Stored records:
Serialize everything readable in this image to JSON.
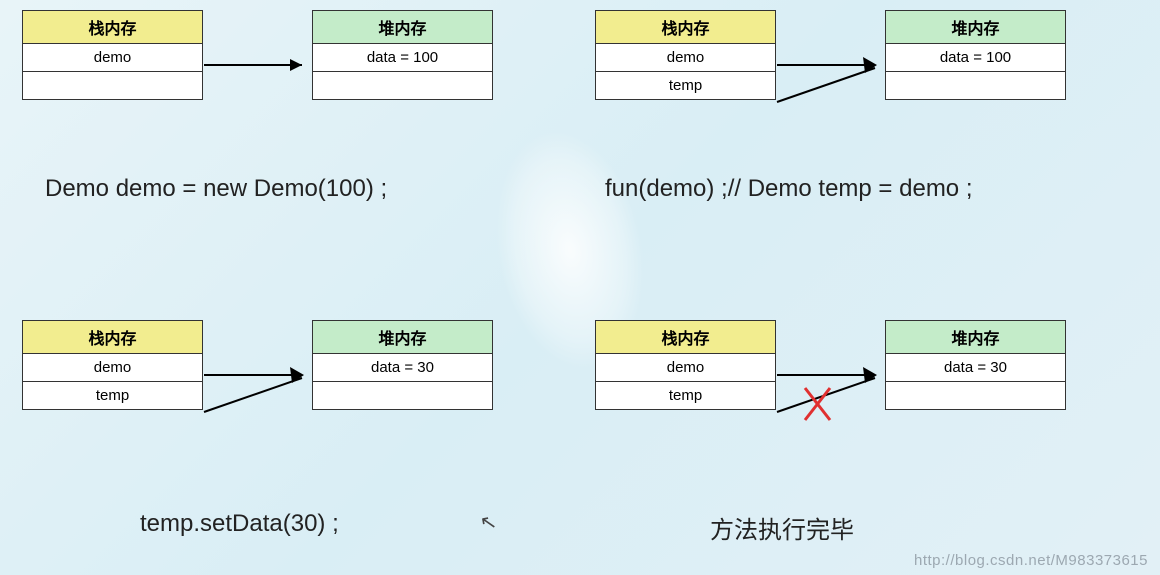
{
  "labels": {
    "stack_memory": "栈内存",
    "heap_memory": "堆内存"
  },
  "panels": {
    "p1": {
      "stack_rows": [
        "demo",
        ""
      ],
      "heap_rows": [
        "data = 100",
        ""
      ],
      "caption": "Demo demo = new Demo(100) ;"
    },
    "p2": {
      "stack_rows": [
        "demo",
        "temp"
      ],
      "heap_rows": [
        "data = 100",
        ""
      ],
      "caption": "fun(demo) ;// Demo temp = demo ;"
    },
    "p3": {
      "stack_rows": [
        "demo",
        "temp"
      ],
      "heap_rows": [
        "data = 30",
        ""
      ],
      "caption": "temp.setData(30) ;"
    },
    "p4": {
      "stack_rows": [
        "demo",
        "temp"
      ],
      "heap_rows": [
        "data = 30",
        ""
      ],
      "caption": "方法执行完毕",
      "temp_deleted": true
    }
  },
  "watermark": "http://blog.csdn.net/M983373615"
}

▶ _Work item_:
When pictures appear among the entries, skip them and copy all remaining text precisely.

▶ _Response to the task_:
Serialize everything readable in this image to JSON.
{
  "labels": {
    "stack_memory": "栈内存",
    "heap_memory": "堆内存"
  },
  "panels": {
    "p1": {
      "stack_rows": [
        "demo",
        ""
      ],
      "heap_rows": [
        "data = 100",
        ""
      ],
      "caption": "Demo demo = new Demo(100) ;"
    },
    "p2": {
      "stack_rows": [
        "demo",
        "temp"
      ],
      "heap_rows": [
        "data = 100",
        ""
      ],
      "caption": "fun(demo) ;// Demo temp = demo ;"
    },
    "p3": {
      "stack_rows": [
        "demo",
        "temp"
      ],
      "heap_rows": [
        "data = 30",
        ""
      ],
      "caption": "temp.setData(30) ;"
    },
    "p4": {
      "stack_rows": [
        "demo",
        "temp"
      ],
      "heap_rows": [
        "data = 30",
        ""
      ],
      "caption": "方法执行完毕",
      "temp_deleted": true
    }
  },
  "watermark": "http://blog.csdn.net/M983373615"
}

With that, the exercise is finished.